Ruto’s long journey: From poultry seller to president
President-elect William Ruto’s childhood epitomises the lives of many poor Kenyans.
He went to primary school barefoot, wearing his first pair of shoes at the age of 15. He also sold chicken and groundnuts by the roadside in his rural area in the Rift Valley region.
So it comes as no surprise that the president-elect portrayed himself as the champion of the poor when he campaigned for the presidency ahead of the Tuesday election, whose results were announced yesterday by the Independent Electoral and Boundaries Commission chair Wafula Chebukati at the Bomas of Kenya, Nairobi.
Ruto, who garnered a total of 7,176,141 votes (representing 50.49 per cent of the total votes cast), was contesting the election under the banner of Kenya Kwanza with a promise to grow the economy.
His closest rival in the election Raila Odinga of the Azimio-One Kenya coalition managed 6,942,930 votes, translating to 48.85 per cent. Other contestants were George Wajackoyah of the Roots Party (61,969 votes, 0.44 per cent) and David Mwaure of the Agano Party with 31,987 votes, a 0.23 per cent.
The official rate of unemployment among the youth is nearly 40 per cent, and the economy is not creating enough jobs to absorb the 800,000 young people joining the workforce every year.
Ruto, therefore, coined the phrase “Hustler nation” to refer to the youth struggling to make ends meet. He has promised a bottom-up approach to the economy, saying it will benefit the poor who are bearing the brunt of the cost of living crisis that has hit the world following the coronavirus pandemic and the war in Ukraine.
The 55-year-old Ruto was contesting the presidency for the first time after serving as President Uhuru Kenyatta’s deputy for 10 years since 2013. He was hoping for the same luck that saw him elected, at his first attempt, to parliament in 1997 as MP for the Eldoret North.
He joined politics in 1992, having been mentored, he says, by then-President Daniel arap Moi. Ruto was part of the youth wing of Moi’s once-dominant Kanu party and was among the activists tasked with mobilising voters for the first multi-party elections the same year.
He has the reputation of being a powerful orator who drew huge crowds at rallies and of putting up a strong performance in media interviews. He often starts speaking by saying “My friend”, which he used to help him strike a rapport with voters and disarm critics.

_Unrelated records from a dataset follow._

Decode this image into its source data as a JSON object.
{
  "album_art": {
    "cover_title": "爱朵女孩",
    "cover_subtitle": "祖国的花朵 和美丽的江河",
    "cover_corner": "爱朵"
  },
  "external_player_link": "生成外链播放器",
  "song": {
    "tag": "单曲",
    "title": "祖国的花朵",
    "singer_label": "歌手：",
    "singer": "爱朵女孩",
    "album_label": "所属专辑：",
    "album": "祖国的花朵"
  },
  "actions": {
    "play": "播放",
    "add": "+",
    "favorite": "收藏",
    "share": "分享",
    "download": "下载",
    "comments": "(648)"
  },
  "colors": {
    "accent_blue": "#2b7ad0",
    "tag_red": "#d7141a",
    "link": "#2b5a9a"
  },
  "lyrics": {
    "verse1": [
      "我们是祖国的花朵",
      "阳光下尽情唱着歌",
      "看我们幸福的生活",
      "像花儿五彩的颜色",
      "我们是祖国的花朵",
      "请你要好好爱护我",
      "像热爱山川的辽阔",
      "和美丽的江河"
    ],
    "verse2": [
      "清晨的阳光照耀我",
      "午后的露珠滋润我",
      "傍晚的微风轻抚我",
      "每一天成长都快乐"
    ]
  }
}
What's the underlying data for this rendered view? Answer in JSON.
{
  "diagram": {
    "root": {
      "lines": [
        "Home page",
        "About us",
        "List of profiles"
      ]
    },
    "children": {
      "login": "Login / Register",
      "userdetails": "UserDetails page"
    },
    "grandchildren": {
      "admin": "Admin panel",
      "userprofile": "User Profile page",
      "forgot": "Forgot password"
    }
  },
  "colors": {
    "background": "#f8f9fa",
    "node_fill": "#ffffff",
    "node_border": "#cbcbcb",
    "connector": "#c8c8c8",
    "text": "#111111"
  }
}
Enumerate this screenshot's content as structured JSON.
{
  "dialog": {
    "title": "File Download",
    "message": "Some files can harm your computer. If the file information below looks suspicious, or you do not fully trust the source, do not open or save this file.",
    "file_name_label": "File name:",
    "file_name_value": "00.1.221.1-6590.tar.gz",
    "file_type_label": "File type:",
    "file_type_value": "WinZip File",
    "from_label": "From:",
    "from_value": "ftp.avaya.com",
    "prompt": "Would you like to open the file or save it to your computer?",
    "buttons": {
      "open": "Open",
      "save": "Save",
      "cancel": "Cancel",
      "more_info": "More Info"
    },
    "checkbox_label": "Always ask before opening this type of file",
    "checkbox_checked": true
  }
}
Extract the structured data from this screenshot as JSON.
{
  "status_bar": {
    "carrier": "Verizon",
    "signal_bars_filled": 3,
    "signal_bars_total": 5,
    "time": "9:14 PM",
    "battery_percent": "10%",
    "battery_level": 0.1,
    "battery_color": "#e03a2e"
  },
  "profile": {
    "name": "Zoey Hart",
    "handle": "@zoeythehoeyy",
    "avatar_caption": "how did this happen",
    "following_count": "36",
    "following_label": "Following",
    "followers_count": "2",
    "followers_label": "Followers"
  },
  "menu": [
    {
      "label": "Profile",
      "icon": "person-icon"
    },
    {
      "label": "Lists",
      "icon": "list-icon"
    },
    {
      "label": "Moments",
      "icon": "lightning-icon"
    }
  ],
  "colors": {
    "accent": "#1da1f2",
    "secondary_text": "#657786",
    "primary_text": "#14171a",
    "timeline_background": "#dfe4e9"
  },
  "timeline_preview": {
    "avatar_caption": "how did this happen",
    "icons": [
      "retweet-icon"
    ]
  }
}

After holding various ministerial posts—including Education and Agriculture—he rose to the DP position in 2013. Ruto contested the election as the running mate of outgoing President Uhuru, shocking many as they had been on opposite sides of the political spectrum in the previous election.
It was an alliance of expediency, as both had been charged by the International Criminal Court with crimes against humanity after being accused of fuelling violence in the aftermath of the heavily disputed 2007 election, in which about 1,300 people were killed. In that poll, Ruto had backed opposition candidate Raila while Uhuru backed then President Mwai Kibaki in his re-election bid.
Ruto and Uhuru's alliance, dubbed a bromance, paid off as the two men swept to power, putting them in a strong position to stave off the threat posed to them both by the ICC—something they achieved when the prosecution dropped charges against Uhuru in 2014 and judges threw out the case against Ruto in 2016.
However, their alliance broke in 2018, when Uhuru—in yet another stunning about-turn—reconciled with Raila, dashing Ruto’s hopes that the outgoing president would endorse him as his successor in the current election campaign. The president’s allies accused Ruto of insubordination, an allegation he denied, but he acknowledged the rift by saying that he and the president “see politics differently”.
Ruto remains in office, courtesy of constitutional provisions that secure the tenure of a deputy president.
Ethnic loyalties play a huge role in Kenyan politics and Ruto comes from the third biggest ethnic group, the Kalenjin, which produced the longest-serving president, Moi.
Ruto is married to Rachael, who he first met at church youth meetings. They have six children. Their eldest son, Nick, was once blessed by Kalenjin elders, fuelling speculation that he was being groomed for a political role, while their daughter, June, works in the Foreign Affairs ministry.
Ruto has a passion for agriculture, which has seen him venture into maize, dairy and poultry farming. He owns huge parcels of land in western and coastal Kenya and has also invested in the hospitality industry.